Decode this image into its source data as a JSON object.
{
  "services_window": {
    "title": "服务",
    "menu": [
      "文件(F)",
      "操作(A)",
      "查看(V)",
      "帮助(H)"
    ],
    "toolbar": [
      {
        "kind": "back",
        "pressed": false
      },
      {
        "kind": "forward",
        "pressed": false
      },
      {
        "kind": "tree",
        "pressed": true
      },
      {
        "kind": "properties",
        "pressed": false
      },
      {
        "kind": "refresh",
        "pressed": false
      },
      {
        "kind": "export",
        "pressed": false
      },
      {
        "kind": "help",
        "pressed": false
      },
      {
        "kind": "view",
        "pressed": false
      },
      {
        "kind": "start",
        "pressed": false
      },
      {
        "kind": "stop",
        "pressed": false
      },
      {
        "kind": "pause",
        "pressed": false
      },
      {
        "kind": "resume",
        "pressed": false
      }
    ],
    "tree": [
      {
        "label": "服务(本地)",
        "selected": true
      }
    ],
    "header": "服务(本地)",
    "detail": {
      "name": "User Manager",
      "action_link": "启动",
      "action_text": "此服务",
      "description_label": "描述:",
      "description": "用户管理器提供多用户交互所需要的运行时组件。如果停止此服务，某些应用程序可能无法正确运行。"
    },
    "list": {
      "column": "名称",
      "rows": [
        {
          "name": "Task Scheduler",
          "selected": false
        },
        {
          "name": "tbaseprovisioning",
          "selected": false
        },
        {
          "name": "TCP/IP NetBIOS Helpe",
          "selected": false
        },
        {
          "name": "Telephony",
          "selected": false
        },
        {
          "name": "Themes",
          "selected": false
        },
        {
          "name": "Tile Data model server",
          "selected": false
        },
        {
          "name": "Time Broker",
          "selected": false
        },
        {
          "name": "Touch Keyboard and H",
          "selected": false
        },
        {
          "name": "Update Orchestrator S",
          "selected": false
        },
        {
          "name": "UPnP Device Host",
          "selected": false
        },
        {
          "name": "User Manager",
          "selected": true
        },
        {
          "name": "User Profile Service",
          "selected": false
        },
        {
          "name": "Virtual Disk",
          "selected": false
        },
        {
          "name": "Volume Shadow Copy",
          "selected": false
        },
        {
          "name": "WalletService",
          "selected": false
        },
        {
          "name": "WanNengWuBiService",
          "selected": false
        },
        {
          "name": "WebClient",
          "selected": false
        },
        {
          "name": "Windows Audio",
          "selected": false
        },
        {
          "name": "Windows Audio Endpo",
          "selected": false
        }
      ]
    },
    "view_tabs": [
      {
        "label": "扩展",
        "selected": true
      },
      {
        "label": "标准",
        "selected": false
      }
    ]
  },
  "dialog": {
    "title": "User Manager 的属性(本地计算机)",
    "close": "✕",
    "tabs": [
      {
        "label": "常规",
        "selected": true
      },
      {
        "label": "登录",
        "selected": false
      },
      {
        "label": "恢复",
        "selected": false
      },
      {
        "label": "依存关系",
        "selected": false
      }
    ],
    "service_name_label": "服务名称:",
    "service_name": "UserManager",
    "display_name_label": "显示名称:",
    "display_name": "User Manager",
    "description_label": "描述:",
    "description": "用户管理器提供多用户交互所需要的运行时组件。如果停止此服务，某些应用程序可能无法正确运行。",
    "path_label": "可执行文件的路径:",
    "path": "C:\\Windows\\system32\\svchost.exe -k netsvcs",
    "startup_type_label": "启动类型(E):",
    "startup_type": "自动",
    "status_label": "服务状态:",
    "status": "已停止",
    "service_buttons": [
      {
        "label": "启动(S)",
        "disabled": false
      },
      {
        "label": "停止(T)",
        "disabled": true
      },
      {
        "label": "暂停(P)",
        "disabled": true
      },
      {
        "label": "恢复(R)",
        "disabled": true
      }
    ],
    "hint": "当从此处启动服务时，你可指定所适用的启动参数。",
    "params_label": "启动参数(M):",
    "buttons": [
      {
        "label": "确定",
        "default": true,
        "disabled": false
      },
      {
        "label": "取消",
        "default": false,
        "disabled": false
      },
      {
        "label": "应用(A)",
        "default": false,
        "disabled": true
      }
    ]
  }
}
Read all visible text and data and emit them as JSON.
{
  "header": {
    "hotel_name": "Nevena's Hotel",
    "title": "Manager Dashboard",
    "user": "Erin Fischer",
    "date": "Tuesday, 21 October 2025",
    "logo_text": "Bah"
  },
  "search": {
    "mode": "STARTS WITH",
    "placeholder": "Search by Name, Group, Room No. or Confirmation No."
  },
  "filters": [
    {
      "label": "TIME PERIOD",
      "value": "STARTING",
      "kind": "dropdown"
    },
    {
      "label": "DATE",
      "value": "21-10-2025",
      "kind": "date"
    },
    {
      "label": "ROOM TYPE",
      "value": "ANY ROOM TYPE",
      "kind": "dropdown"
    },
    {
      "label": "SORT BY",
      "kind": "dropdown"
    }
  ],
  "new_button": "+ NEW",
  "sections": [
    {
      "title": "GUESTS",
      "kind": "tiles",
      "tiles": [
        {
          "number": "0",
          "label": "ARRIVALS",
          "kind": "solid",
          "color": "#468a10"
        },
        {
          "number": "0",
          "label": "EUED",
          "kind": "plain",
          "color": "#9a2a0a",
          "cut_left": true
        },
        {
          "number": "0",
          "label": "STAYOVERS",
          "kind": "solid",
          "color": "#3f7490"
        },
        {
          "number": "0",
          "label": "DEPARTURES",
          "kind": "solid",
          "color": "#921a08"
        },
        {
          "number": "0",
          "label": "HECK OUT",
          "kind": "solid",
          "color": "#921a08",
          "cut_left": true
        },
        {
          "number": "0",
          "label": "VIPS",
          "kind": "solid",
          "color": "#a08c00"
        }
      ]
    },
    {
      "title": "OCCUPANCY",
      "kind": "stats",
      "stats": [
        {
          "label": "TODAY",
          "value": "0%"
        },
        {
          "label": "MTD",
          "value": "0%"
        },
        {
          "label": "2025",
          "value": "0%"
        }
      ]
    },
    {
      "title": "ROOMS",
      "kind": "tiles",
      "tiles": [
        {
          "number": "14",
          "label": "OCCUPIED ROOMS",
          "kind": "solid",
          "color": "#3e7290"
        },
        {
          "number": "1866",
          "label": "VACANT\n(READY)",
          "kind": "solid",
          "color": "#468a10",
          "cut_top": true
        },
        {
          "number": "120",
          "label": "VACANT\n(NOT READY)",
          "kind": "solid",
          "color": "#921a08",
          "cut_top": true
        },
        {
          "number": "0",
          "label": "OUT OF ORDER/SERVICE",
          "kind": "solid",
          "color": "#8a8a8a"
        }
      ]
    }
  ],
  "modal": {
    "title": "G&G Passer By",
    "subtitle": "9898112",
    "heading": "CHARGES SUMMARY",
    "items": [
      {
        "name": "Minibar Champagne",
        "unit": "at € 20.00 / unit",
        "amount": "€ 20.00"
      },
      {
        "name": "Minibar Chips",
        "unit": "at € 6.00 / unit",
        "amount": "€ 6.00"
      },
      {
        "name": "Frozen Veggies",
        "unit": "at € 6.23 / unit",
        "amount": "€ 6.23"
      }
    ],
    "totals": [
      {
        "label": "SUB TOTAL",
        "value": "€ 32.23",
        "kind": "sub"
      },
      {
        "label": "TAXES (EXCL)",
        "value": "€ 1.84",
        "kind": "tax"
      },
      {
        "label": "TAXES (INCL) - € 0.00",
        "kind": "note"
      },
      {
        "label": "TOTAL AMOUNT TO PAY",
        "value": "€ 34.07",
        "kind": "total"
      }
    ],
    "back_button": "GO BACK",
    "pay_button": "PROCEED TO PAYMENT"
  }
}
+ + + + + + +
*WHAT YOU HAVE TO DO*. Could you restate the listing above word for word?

*SOLUTION BELOW*.
Decode this image into its source data as a JSON object.
{
  "services_window": {
    "title": "服务",
    "menu": [
      "文件(F)",
      "操作(A)",
      "查看(V)",
      "帮助(H)"
    ],
    "toolbar": [
      {
        "kind": "back",
        "pressed": false
      },
      {
        "kind": "forward",
        "pressed": false
      },
      {
        "kind": "tree",
        "pressed": true
      },
      {
        "kind": "properties",
        "pressed": false
      },
      {
        "kind": "refresh",
        "pressed": false
      },
      {
        "kind": "export",
        "pressed": false
      },
      {
        "kind": "help",
        "pressed": false
      },
      {
        "kind": "view",
        "pressed": false
      },
      {
        "kind": "start",
        "pressed": false
      },
      {
        "kind": "stop",
        "pressed": false
      },
      {
        "kind": "pause",
        "pressed": false
      },
      {
        "kind": "resume",
        "pressed": false
      }
    ],
    "tree": [
      {
        "label": "服务(本地)",
        "selected": true
      }
    ],
    "header": "服务(本地)",
    "detail": {
      "name": "User Manager",
      "action_link": "启动",
      "action_text": "此服务",
      "description_label": "描述:",
      "description": "用户管理器提供多用户交互所需要的运行时组件。如果停止此服务，某些应用程序可能无法正确运行。"
    },
    "list": {
      "column": "名称",
      "rows": [
        {
          "name": "Task Scheduler",
          "selected": false
        },
        {
          "name": "tbaseprovisioning",
          "selected": false
        },
        {
          "name": "TCP/IP NetBIOS Helpe",
          "selected": false
        },
        {
          "name": "Telephony",
          "selected": false
        },
        {
          "name": "Themes",
          "selected": false
        },
        {
          "name": "Tile Data model server",
          "selected": false
        },
        {
          "name": "Time Broker",
          "selected": false
        },
        {
          "name": "Touch Keyboard and H",
          "selected": false
        },
        {
          "name": "Update Orchestrator S",
          "selected": false
        },
        {
          "name": "UPnP Device Host",
          "selected": false
        },
        {
          "name": "User Manager",
          "selected": true
        },
        {
          "name": "User Profile Service",
          "selected": false
        },
        {
          "name": "Virtual Disk",
          "selected": false
        },
        {
          "name": "Volume Shadow Copy",
          "selected": false
        },
        {
          "name": "WalletService",
          "selected": false
        },
        {
          "name": "WanNengWuBiService",
          "selected": false
        },
        {
          "name": "WebClient",
          "selected": false
        },
        {
          "name": "Windows Audio",
          "selected": false
        },
        {
          "name": "Windows Audio Endpo",
          "selected": false
        }
      ]
    },
    "view_tabs": [
      {
        "label": "扩展",
        "selected": true
      },
      {
        "label": "标准",
        "selected": false
      }
    ]
  },
  "dialog": {
    "title": "User Manager 的属性(本地计算机)",
    "close": "✕",
    "tabs": [
      {
        "label": "常规",
        "selected": true
      },
      {
        "label": "登录",
        "selected": false
      },
      {
        "label": "恢复",
        "selected": false
      },
      {
        "label": "依存关系",
        "selected": false
      }
    ],
    "service_name_label": "服务名称:",
    "service_name": "UserManager",
    "display_name_label": "显示名称:",
    "display_name": "User Manager",
    "description_label": "描述:",
    "description": "用户管理器提供多用户交互所需要的运行时组件。如果停止此服务，某些应用程序可能无法正确运行。",
    "path_label": "可执行文件的路径:",
    "path": "C:\\Windows\\system32\\svchost.exe -k netsvcs",
    "startup_type_label": "启动类型(E):",
    "startup_type": "自动",
    "status_label": "服务状态:",
    "status": "已停止",
    "service_buttons": [
      {
        "label": "启动(S)",
        "disabled": false
      },
      {
        "label": "停止(T)",
        "disabled": true
      },
      {
        "label": "暂停(P)",
        "disabled": true
      },
      {
        "label": "恢复(R)",
        "disabled": true
      }
    ],
    "hint": "当从此处启动服务时，你可指定所适用的启动参数。",
    "params_label": "启动参数(M):",
    "buttons": [
      {
        "label": "确定",
        "default": true,
        "disabled": false
      },
      {
        "label": "取消",
        "default": false,
        "disabled": false
      },
      {
        "label": "应用(A)",
        "default": false,
        "disabled": true
      }
    ]
  }
}
Read all visible text and data and emit them as JSON.
{
  "header": {
    "hotel_name": "Nevena's Hotel",
    "title": "Manager Dashboard",
    "user": "Erin Fischer",
    "date": "Tuesday, 21 October 2025",
    "logo_text": "Bah"
  },
  "search": {
    "mode": "STARTS WITH",
    "placeholder": "Search by Name, Group, Room No. or Confirmation No."
  },
  "filters": [
    {
      "label": "TIME PERIOD",
      "value": "STARTING",
      "kind": "dropdown"
    },
    {
      "label": "DATE",
      "value": "21-10-2025",
      "kind": "date"
    },
    {
      "label": "ROOM TYPE",
      "value": "ANY ROOM TYPE",
      "kind": "dropdown"
    },
    {
      "label": "SORT BY",
      "kind": "dropdown"
    }
  ],
  "new_button": "+ NEW",
  "sections": [
    {
      "title": "GUESTS",
      "kind": "tiles",
      "tiles": [
        {
          "number": "0",
          "label": "ARRIVALS",
          "kind": "solid",
          "color": "#468a10"
        },
        {
          "number": "0",
          "label": "EUED",
          "kind": "plain",
          "color": "#9a2a0a",
          "cut_left": true
        },
        {
          "number": "0",
          "label": "STAYOVERS",
          "kind": "solid",
          "color": "#3f7490"
        },
        {
          "number": "0",
          "label": "DEPARTURES",
          "kind": "solid",
          "color": "#921a08"
        },
        {
          "number": "0",
          "label": "HECK OUT",
          "kind": "solid",
          "color": "#921a08",
          "cut_left": true
        },
        {
          "number": "0",
          "label": "VIPS",
          "kind": "solid",
          "color": "#a08c00"
        }
      ]
    },
    {
      "title": "OCCUPANCY",
      "kind": "stats",
      "stats": [
        {
          "label": "TODAY",
          "value": "0%"
        },
        {
          "label": "MTD",
          "value": "0%"
        },
        {
          "label": "2025",
          "value": "0%"
        }
      ]
    },
    {
      "title": "ROOMS",
      "kind": "tiles",
      "tiles": [
        {
          "number": "14",
          "label": "OCCUPIED ROOMS",
          "kind": "solid",
          "color": "#3e7290"
        },
        {
          "number": "1866",
          "label": "VACANT\n(READY)",
          "kind": "solid",
          "color": "#468a10",
          "cut_top": true
        },
        {
          "number": "120",
          "label": "VACANT\n(NOT READY)",
          "kind": "solid",
          "color": "#921a08",
          "cut_top": true
        },
        {
          "number": "0",
          "label": "OUT OF ORDER/SERVICE",
          "kind": "solid",
          "color": "#8a8a8a"
        }
      ]
    }
  ],
  "modal": {
    "title": "G&G Passer By",
    "subtitle": "9898112",
    "heading": "CHARGES SUMMARY",
    "items": [
      {
        "name": "Minibar Champagne",
        "unit": "at € 20.00 / unit",
        "amount": "€ 20.00"
      },
      {
        "name": "Minibar Chips",
        "unit": "at € 6.00 / unit",
        "amount": "€ 6.00"
      },
      {
        "name": "Frozen Veggies",
        "unit": "at € 6.23 / unit",
        "amount": "€ 6.23"
      }
    ],
    "totals": [
      {
        "label": "SUB TOTAL",
        "value": "€ 32.23",
        "kind": "sub"
      },
      {
        "label": "TAXES (EXCL)",
        "value": "€ 1.84",
        "kind": "tax"
      },
      {
        "label": "TAXES (INCL) - € 0.00",
        "kind": "note"
      },
      {
        "label": "TOTAL AMOUNT TO PAY",
        "value": "€ 34.07",
        "kind": "total"
      }
    ],
    "back_button": "GO BACK",
    "pay_button": "PROCEED TO PAYMENT"
  }
}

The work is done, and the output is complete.